Once somebody’s death has been registered and their funeral arranged, the first thing to do is locate the person’s will (or confirm they did not make one).
If you cannot find one in their home, contact the person’s solicitor, accountant or bank to see if any of them holds it. You can check whether a will is stored with the Principal Registry of the Family Division. Ask for a search to be made of the safe custody wills register.
2. Contact banks and other financial providers
The executors named in the will, or the people who will inherit if there is no will (called intestacy), should start assembling the financial information.
You should notify banks, building societies, mortgage lenders, credit card providers and insurance companies. Your first step should be the deathnotificationservice.co.uk, which allows you to notify several banks and building societies of a person’s death at the same time.
Then go to the Tell Us Once service, which lets you report a death to most government organisations in one go. You will be able to notify HMRC, DWP, DVLA, the Passport Office and so on in a few clicks.
Co-op Legal Services this week also launched a bereavement notification service, which apart from help in notifying banks also gives guidance on closing social media accounts and informing utility and insurance providers.
3. Estimate and report the estate’s value
The executor needs to assess the amount in savings accounts, pensions, shares and Isas, and whether the dead person’s employer owed them wages. Debts such as credit cards must be paid off. If the mortgage lender requires interest payments to continue while you are applying for probate, the executor can pay these bills and reclaim the money from the estate once they have obtained probate. The executor should check if there are any payouts from life insurance policies.
4. Begin the formal probate process
The executor should apply for a grant of probate, which is the legal document that enables you to access funds, sort finances and share out assets the deceased accumulated.
The government website gov.uk/applying-for-probate sets out the process and whether you actually have to go through it. According to Step, in England and Wales, there is usually no need to apply for probate if the estate is worth less than £5,000. There is an application fee of £155 for estates over the £5,000 threshold, with a £60 fee added if you apply yourself rather than via a solicitor.

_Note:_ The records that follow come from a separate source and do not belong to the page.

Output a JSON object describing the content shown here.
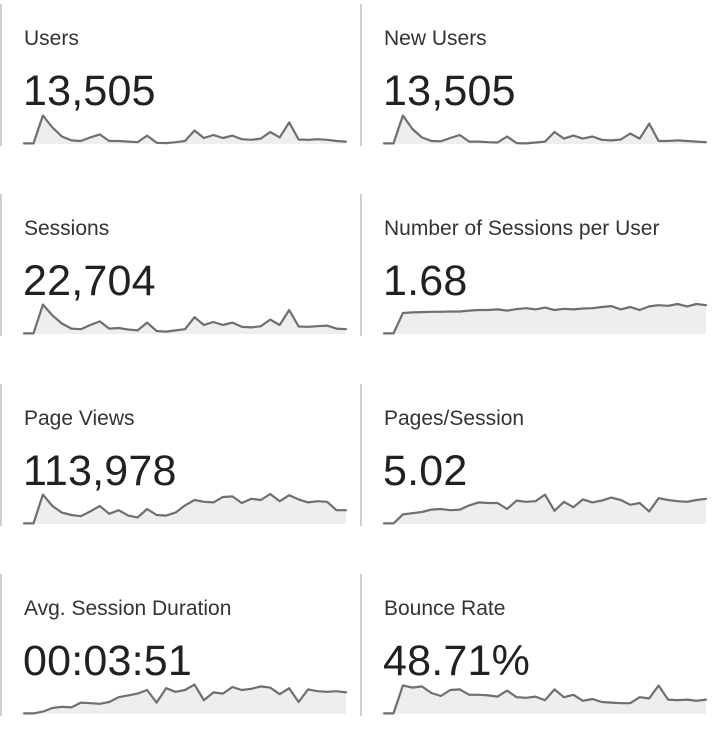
{
  "colors": {
    "line": "#6f6f6f",
    "area": "#eeeeee",
    "divider": "#cfcfcf",
    "text": "#212121"
  },
  "metrics": [
    {
      "label": "Users",
      "value": "13,505",
      "spark": [
        0.02,
        0.02,
        0.95,
        0.55,
        0.25,
        0.12,
        0.1,
        0.22,
        0.32,
        0.1,
        0.1,
        0.08,
        0.06,
        0.28,
        0.04,
        0.03,
        0.06,
        0.1,
        0.45,
        0.2,
        0.3,
        0.2,
        0.28,
        0.16,
        0.14,
        0.18,
        0.4,
        0.22,
        0.72,
        0.15,
        0.14,
        0.16,
        0.14,
        0.1,
        0.08
      ]
    },
    {
      "label": "New Users",
      "value": "13,505",
      "spark": [
        0.02,
        0.02,
        0.95,
        0.5,
        0.22,
        0.1,
        0.09,
        0.2,
        0.3,
        0.08,
        0.08,
        0.06,
        0.05,
        0.25,
        0.03,
        0.02,
        0.05,
        0.08,
        0.4,
        0.18,
        0.28,
        0.18,
        0.25,
        0.14,
        0.12,
        0.15,
        0.35,
        0.18,
        0.68,
        0.1,
        0.1,
        0.12,
        0.1,
        0.08,
        0.06
      ]
    },
    {
      "label": "Sessions",
      "value": "22,704",
      "spark": [
        0.02,
        0.02,
        0.98,
        0.62,
        0.35,
        0.18,
        0.16,
        0.3,
        0.42,
        0.18,
        0.2,
        0.15,
        0.12,
        0.38,
        0.1,
        0.08,
        0.12,
        0.16,
        0.56,
        0.3,
        0.4,
        0.3,
        0.38,
        0.24,
        0.22,
        0.26,
        0.48,
        0.3,
        0.8,
        0.25,
        0.24,
        0.26,
        0.28,
        0.18,
        0.16
      ]
    },
    {
      "label": "Number of Sessions per User",
      "value": "1.68",
      "spark": [
        0.02,
        0.02,
        0.7,
        0.72,
        0.73,
        0.74,
        0.74,
        0.75,
        0.75,
        0.78,
        0.8,
        0.8,
        0.82,
        0.78,
        0.83,
        0.86,
        0.82,
        0.88,
        0.8,
        0.84,
        0.82,
        0.85,
        0.86,
        0.9,
        0.93,
        0.82,
        0.9,
        0.8,
        0.92,
        0.96,
        0.94,
        1.0,
        0.92,
        1.0,
        0.96
      ]
    },
    {
      "label": "Page Views",
      "value": "113,978",
      "spark": [
        0.02,
        0.02,
        0.98,
        0.6,
        0.38,
        0.3,
        0.26,
        0.42,
        0.6,
        0.34,
        0.46,
        0.28,
        0.22,
        0.5,
        0.3,
        0.28,
        0.38,
        0.62,
        0.8,
        0.74,
        0.72,
        0.9,
        0.92,
        0.7,
        0.84,
        0.8,
        1.0,
        0.76,
        0.96,
        0.82,
        0.72,
        0.76,
        0.74,
        0.46,
        0.46
      ]
    },
    {
      "label": "Pages/Session",
      "value": "5.02",
      "spark": [
        0.02,
        0.02,
        0.32,
        0.36,
        0.4,
        0.48,
        0.5,
        0.46,
        0.48,
        0.62,
        0.72,
        0.7,
        0.7,
        0.5,
        0.78,
        0.74,
        0.76,
        0.98,
        0.44,
        0.74,
        0.56,
        0.82,
        0.72,
        0.78,
        0.88,
        0.8,
        0.64,
        0.7,
        0.42,
        0.86,
        0.8,
        0.76,
        0.74,
        0.8,
        0.84
      ]
    },
    {
      "label": "Avg. Session Duration",
      "value": "00:03:51",
      "spark": [
        0.02,
        0.02,
        0.08,
        0.2,
        0.24,
        0.22,
        0.38,
        0.36,
        0.34,
        0.4,
        0.56,
        0.62,
        0.68,
        0.8,
        0.38,
        0.86,
        0.74,
        0.8,
        0.98,
        0.46,
        0.72,
        0.68,
        0.9,
        0.8,
        0.84,
        0.92,
        0.88,
        0.66,
        0.86,
        0.4,
        0.82,
        0.76,
        0.74,
        0.76,
        0.72
      ]
    },
    {
      "label": "Bounce Rate",
      "value": "48.71%",
      "spark": [
        0.02,
        0.02,
        0.95,
        0.88,
        0.92,
        0.7,
        0.6,
        0.8,
        0.82,
        0.64,
        0.64,
        0.62,
        0.58,
        0.78,
        0.56,
        0.54,
        0.58,
        0.46,
        0.82,
        0.56,
        0.64,
        0.44,
        0.5,
        0.4,
        0.38,
        0.36,
        0.36,
        0.56,
        0.52,
        0.95,
        0.48,
        0.46,
        0.48,
        0.44,
        0.48
      ]
    }
  ]
}
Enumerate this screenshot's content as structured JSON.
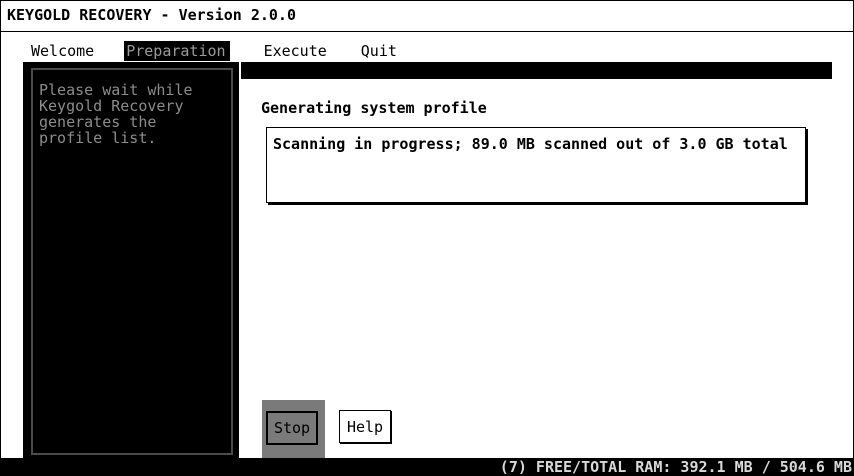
{
  "app": {
    "title": "KEYGOLD RECOVERY - Version 2.0.0"
  },
  "menu": {
    "items": [
      {
        "label": "Welcome"
      },
      {
        "label": "Preparation"
      },
      {
        "label": "Execute"
      },
      {
        "label": "Quit"
      }
    ],
    "active": "Preparation"
  },
  "sidebar": {
    "text": "Please wait while\nKeygold Recovery\ngenerates the\nprofile list."
  },
  "main": {
    "heading": "Generating system profile",
    "progress_message": "Scanning in progress; 89.0 MB scanned out of 3.0 GB total"
  },
  "buttons": {
    "stop_label": "Stop",
    "help_label": "Help"
  },
  "status": {
    "text": "(7)  FREE/TOTAL RAM: 392.1 MB / 504.6 MB"
  },
  "colors": {
    "background": "#ffffff",
    "foreground": "#000000",
    "dim_text": "#8c8c8c",
    "selected_button": "#7a7a7a"
  }
}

Assuming you have obtained an estimate of the estate’s value, and you have the original will and death certificate, you can begin the probate process online.
5. Decide whether to use a solicitor, probate brokerage or do it yourself
You are under no obligation to use a solicitor but if you do, don’t automatically sign up with the family firm, or the bank, as the charges can be high. Most firms operate hourly rates or percentage charging systems.
Law firms are required to disclose their fees online.
Probate brokerages, such as Final Duties, will find you a solicitor from its approved panel that will undertake probate for a fixed fee.
Or you can do it yourself. If you want legal help without paying too much, Which? Legal provides a probate service that promises unlimited advice and support from its experts at £9 a month, plus a £28 joining fee.